Busy day. I wish I could write a cogent description of how things evolved in the VORTEX-SE domain today, but I really am unable! As with our other deployments, I would have been unable to forecast any of the evolution I observed beyond perhaps 30 minutes. And that may be giving me too much credit!
There were a series of supercells that moved along the TN/AL state line in the northern part of our Doppler area. We were able to deploy sticknets and disdrometers ahead of one of these early in its life cycle, and one of our teams reported a wall cloud, and another a clear slot. These storms intensified as they continued to move east, but we haven’t received any reports of serious tornadoes with these despite fairly strong and persistent mesocyclones.
After sunset, a blast of cells formed in MS and moved across our domain. This evolved into the form of a big bowed line of cells, and along the “bent-back” portion of this line we saw a number of areas of low-level shear. One of these developed into what was probably a significant tornado northeast of Hartselle AL, southwest of Huntsville. This was in one of our dual-Doppler lobes. We don’t yet know how significant this tornado was, but it had a prominent debris signature on dual-polarization Dopplers.
It was a tense ~hour for the UAH people at SWIRLL as this vortex moved toward Huntsville.
A couple of other of these low-level shears were well-sampled in our southwest dual-Doppler lobe; they were non-tornadic as far as we know.
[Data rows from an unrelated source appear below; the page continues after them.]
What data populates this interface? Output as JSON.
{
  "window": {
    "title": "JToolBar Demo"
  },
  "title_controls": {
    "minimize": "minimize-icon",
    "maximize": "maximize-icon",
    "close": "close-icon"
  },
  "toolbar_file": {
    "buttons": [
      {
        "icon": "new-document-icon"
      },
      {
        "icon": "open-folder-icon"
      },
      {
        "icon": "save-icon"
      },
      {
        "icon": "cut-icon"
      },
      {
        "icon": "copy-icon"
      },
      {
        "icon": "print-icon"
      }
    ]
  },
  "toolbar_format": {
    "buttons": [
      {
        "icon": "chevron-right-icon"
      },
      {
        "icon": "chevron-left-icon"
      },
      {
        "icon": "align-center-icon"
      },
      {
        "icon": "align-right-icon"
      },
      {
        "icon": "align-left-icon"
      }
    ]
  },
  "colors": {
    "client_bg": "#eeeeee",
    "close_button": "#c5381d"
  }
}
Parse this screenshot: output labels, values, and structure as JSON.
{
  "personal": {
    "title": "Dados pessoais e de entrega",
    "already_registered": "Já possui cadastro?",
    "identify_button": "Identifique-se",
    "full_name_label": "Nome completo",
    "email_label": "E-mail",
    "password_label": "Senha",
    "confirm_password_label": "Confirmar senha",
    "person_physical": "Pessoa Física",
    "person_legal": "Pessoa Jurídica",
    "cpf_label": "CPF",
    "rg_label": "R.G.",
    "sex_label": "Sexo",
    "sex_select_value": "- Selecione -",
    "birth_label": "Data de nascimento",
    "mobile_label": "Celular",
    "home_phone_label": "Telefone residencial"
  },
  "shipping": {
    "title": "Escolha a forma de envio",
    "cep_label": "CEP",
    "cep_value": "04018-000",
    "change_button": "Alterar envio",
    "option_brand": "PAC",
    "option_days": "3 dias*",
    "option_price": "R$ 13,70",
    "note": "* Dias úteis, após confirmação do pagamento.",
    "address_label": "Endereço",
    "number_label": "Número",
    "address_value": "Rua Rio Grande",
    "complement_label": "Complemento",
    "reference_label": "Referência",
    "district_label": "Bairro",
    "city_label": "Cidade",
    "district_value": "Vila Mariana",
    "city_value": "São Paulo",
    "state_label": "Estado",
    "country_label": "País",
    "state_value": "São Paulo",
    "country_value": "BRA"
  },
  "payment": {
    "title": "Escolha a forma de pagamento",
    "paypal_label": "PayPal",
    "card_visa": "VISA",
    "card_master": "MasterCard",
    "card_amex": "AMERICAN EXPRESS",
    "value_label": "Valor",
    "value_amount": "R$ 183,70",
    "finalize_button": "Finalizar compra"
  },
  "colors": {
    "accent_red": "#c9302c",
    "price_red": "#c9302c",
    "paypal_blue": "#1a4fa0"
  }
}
Two or three tornadic supercells also occurred south of the bowing line of cells, but these were south of our observing domain.
So this was a good IOP… well observed from the perspective of dual-Doppler, soundings, and stesonet, and not surprisingly very difficult to observe with the fully mobile assets.
The scientists and teams have been working for 13 hours, and there are a lot of signs that the low-level shear is now not favorable for additional tornadoes. So operations are being wound down.